Sadly for all those young (or not) men out there Googling “Rekha hot shower scene” his daydream is interrupted by a telephone call from Sapna, who invites him to her place. He is fairly easily convinced, leading me to speculate again that Seeta’s absence may be his own fault, although he confesses to Sapna that it’s his “first experience” (I can only imagine the kinds of people this post is going to bring me!).
What follows makes me laugh so hard that I have to keep going back to make sure I haven’t missed any little detail. Satish has to work very hard to put himself into the mood for adulterous seduction (although he sticks to just the one drink); fortunately Sapna has things lying around to help titillate him, and at last he is ready!
So…sad, but oh my goodness so funny too. It’s like an adolescent boy decided that he’d make a porno, but then realized that he had no idea what pornography actually is. But as Satish and Sapna cozy up in the darkness of her bedroom we hear her scream. The credits roll (yes—the credits, finally) against the backdrop of a bloodstain, a man fleeing outside, and Feroz driving home.
When he gets there, Seeta has unexpectedly returned.
There is obviously a bunch of footage missing at this point (and Seeta apparently goes back to her mother’s; she disappears for the next hour), but the next day Satish is unnerved when he gets a visitor in the form of Police Inspector Sinha (Shatrughan Sinha). It turns out that Sinha is the man whom Ritu loves, and he is only there to acquaint himself with Satish.
Satish’s relief lasts only until he sees the morning paper.
Inspector Asit Sen (Asit Sen) is assigned to the Sapna murder case, although the Superintendent of Police (DK Sapru) asks Sinha to investigate as well. Sinha visits Johnny, who denies having been with Sapna the night she was done in, and Inspector Sen in the meantime settles on Sapna’s landlord as the perpetrator, a wealthy businessman-turning-politician named Rana Chowdhary (Rehman). Rana Sahab has just gotten engaged to the beautiful Lata (Zeb Rehman)—who, it turns out, is Johnny’s sister.

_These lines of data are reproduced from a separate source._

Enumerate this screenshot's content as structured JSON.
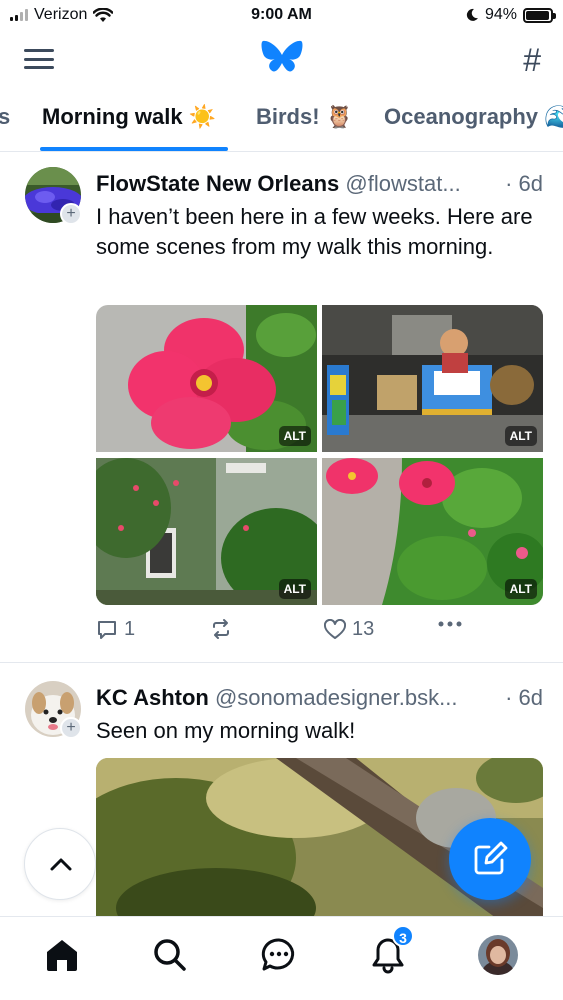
{
  "status_bar": {
    "carrier": "Verizon",
    "time": "9:00 AM",
    "battery": "94%",
    "battery_level": 0.94
  },
  "header": {
    "menu_icon": "hamburger-menu-icon",
    "logo_icon": "butterfly-logo-icon",
    "feeds_icon": "hash-icon"
  },
  "tabs": [
    {
      "label": "s",
      "active": false
    },
    {
      "label": "Morning walk ☀️",
      "active": true
    },
    {
      "label": "Birds! 🦉",
      "active": false
    },
    {
      "label": "Oceanography 🌊",
      "active": false
    }
  ],
  "posts": [
    {
      "author": "FlowState New Orleans",
      "handle": "@flowstat...",
      "time": "· 6d",
      "text": "I haven’t been here in a few weeks. Here are some scenes from my walk this morning.",
      "images": [
        {
          "alt_badge": "ALT",
          "subject": "pink hibiscus flower"
        },
        {
          "alt_badge": "ALT",
          "subject": "parade float warehouse"
        },
        {
          "alt_badge": "ALT",
          "subject": "green house with flowering shrubs"
        },
        {
          "alt_badge": "ALT",
          "subject": "pink hibiscus bush by sidewalk"
        }
      ],
      "replies": "1",
      "reposts": "",
      "likes": "13"
    },
    {
      "author": "KC Ashton",
      "handle": "@sonomadesigner.bsk...",
      "time": "· 6d",
      "text": "Seen on my morning walk!",
      "images": [
        {
          "subject": "tree branch with foliage"
        }
      ]
    }
  ],
  "bottom_nav": {
    "items": [
      "home-icon",
      "search-icon",
      "chat-icon",
      "bell-icon",
      "profile-avatar"
    ],
    "notification_count": "3"
  },
  "colors": {
    "accent": "#1083fe",
    "text": "#0b0f14",
    "muted": "#5b6878"
  }
}
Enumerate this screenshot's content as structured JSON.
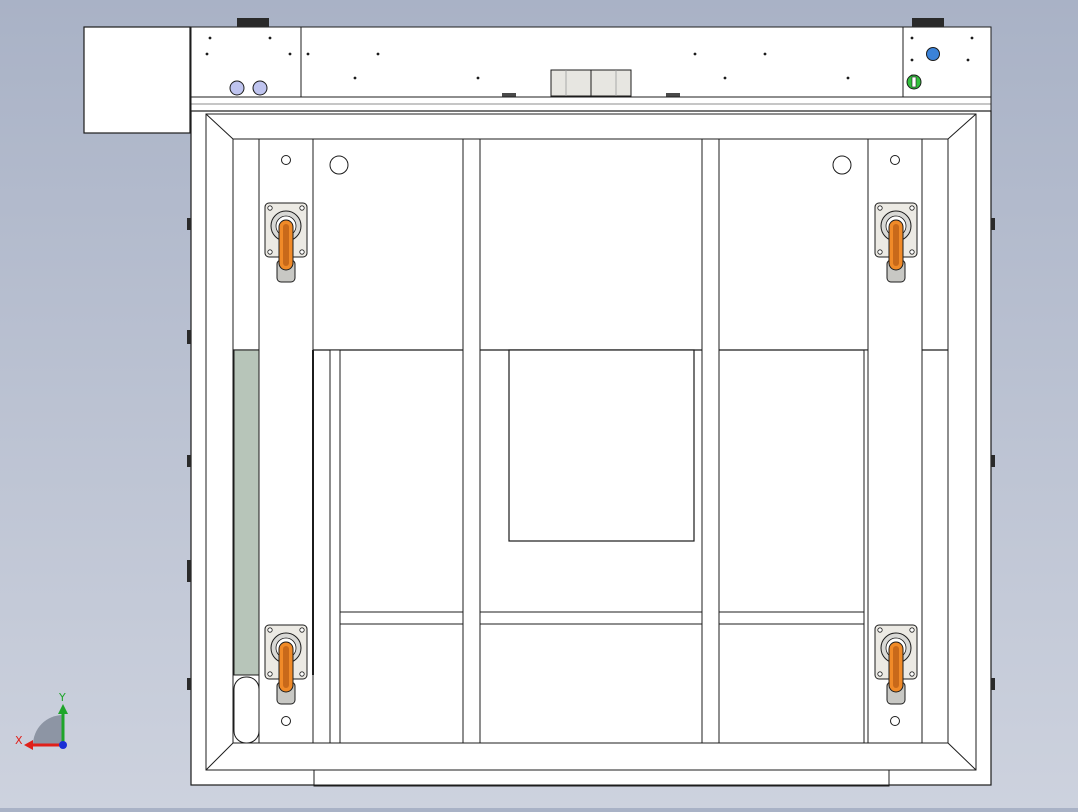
{
  "viewport": {
    "background_top": "#a9b2c6",
    "background_bottom": "#cdd2de"
  },
  "drawing": {
    "line_color": "#1c1c1c",
    "panel_fill": "#ffffff",
    "bracket_fill": "#eceae4",
    "side_strip_fill": "#b7c5b9",
    "wheel_color": "#f08a28",
    "button_colors": [
      "#bfc4ef",
      "#3a82d8",
      "#32c03c"
    ]
  },
  "triad": {
    "x_label": "X",
    "y_label": "Y",
    "x_color": "#e0201a",
    "y_color": "#1ea52a",
    "z_color": "#1a2fd6"
  },
  "casters": [
    "caster-top-left",
    "caster-top-right",
    "caster-bottom-left",
    "caster-bottom-right"
  ]
}
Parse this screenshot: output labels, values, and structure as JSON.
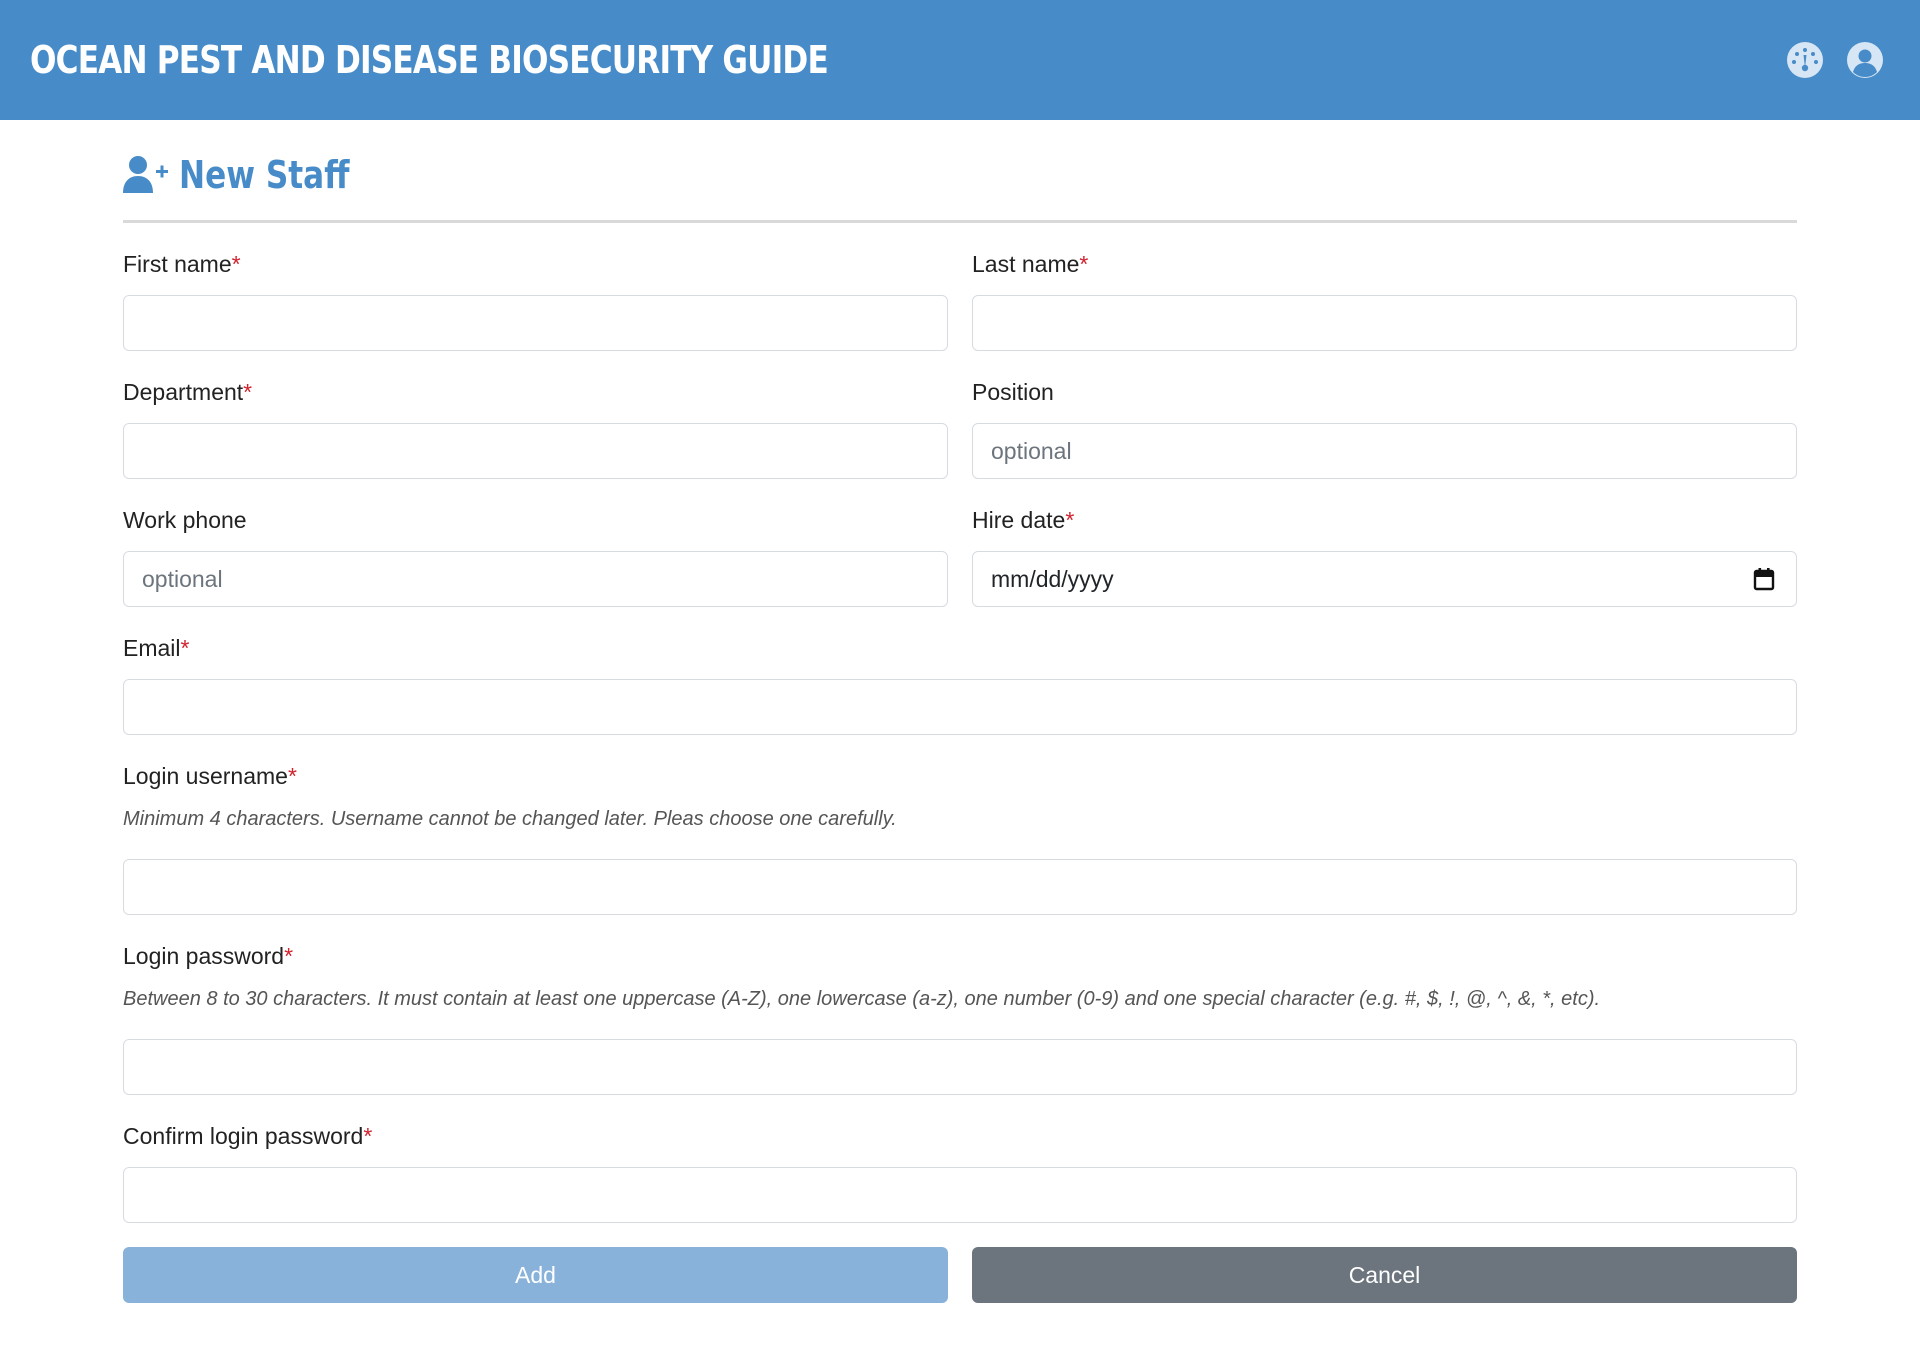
{
  "app": {
    "title": "OCEAN PEST AND DISEASE BIOSECURITY GUIDE",
    "icons": [
      "dashboard-icon",
      "user-account-icon"
    ]
  },
  "page": {
    "title": "New Staff",
    "icon": "user-plus-icon"
  },
  "colors": {
    "header": "#478cc8",
    "required": "#d0232f",
    "add_button": "#88b2da",
    "cancel_button": "#6c757d"
  },
  "form": {
    "required_marker": "*",
    "first_name": {
      "label": "First name",
      "value": ""
    },
    "last_name": {
      "label": "Last name",
      "value": ""
    },
    "department": {
      "label": "Department",
      "value": ""
    },
    "position": {
      "label": "Position",
      "placeholder": "optional"
    },
    "work_phone": {
      "label": "Work phone",
      "placeholder": "optional"
    },
    "hire_date": {
      "label": "Hire date",
      "value": "mm/dd/yyyy"
    },
    "email": {
      "label": "Email",
      "value": ""
    },
    "username": {
      "label": "Login username",
      "hint": "Minimum 4 characters. Username cannot be changed later. Pleas choose one carefully."
    },
    "password": {
      "label": "Login password",
      "hint": "Between 8 to 30 characters. It must contain at least one uppercase (A-Z), one lowercase (a-z), one number (0-9) and one special character (e.g. #, $, !, @, ^, &, *, etc)."
    },
    "confirm_password": {
      "label": "Confirm login password"
    }
  },
  "buttons": {
    "add": "Add",
    "cancel": "Cancel"
  }
}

Satish himself was seen going into Sapna’s apartment before the murder by the ever-present blabbermouth Kanhai, who rats on him to Inspector Sinha. Seeta returns to discover that her husband is a changed man, riddled with guilt and anxiety.
Who killed Sapna? Was it Satish? Johnny? Rana Chowdhury? Or someone else? Can Inspectors Sen and Sinha solve the case? Will Sinha lose Ritu when she discovers that her brother is one of his suspects? Can Satish’s marriage to Seeta survive it all?
It’s not a good film, exactly, but if curiosity and prom-night seduction tactics aren’t enough to make you watch this, consider the following:
A Ranjeet fashion parade:
He pairs patterned swim trunks with a white scarf and a fishing rod (and more).
Grandma’s quilt makes a fine ruffled jumpsuit.
And how can anyone not love the ever-present accessories he is justly famous for?
The ladies have chiffon sarees and bright patterns of their own (and lots of Spare Hair):
…while Feroz loses no opportunity to simply take his clothes off.
My favorite item of home decor is this red quilted pleather folding wall/room divider (want!):
And here we have again The Room—murals and bas-relief peacocks! (please somebody tell me where this was! It is so loony, and used in everything filmed in the mid-Seventies!)
There is even a villain’s lair with gadgets operated by Habib and this mystery henchman.
What more can I really say? Just see it, it’s fun as long as you have recourse to the FF button on occasion. If you need subtitles (you will need to get the Priya VCD), I will happily email them to you if you leave me a comment (put your email address in the proper field and nobody will be able to see it but me). And bahut bahut shukriya to Raja for his efforts in putting them together for those of us who need them. Thank you, my friend—sometimes it isn’t just the “classics” which deserve translation!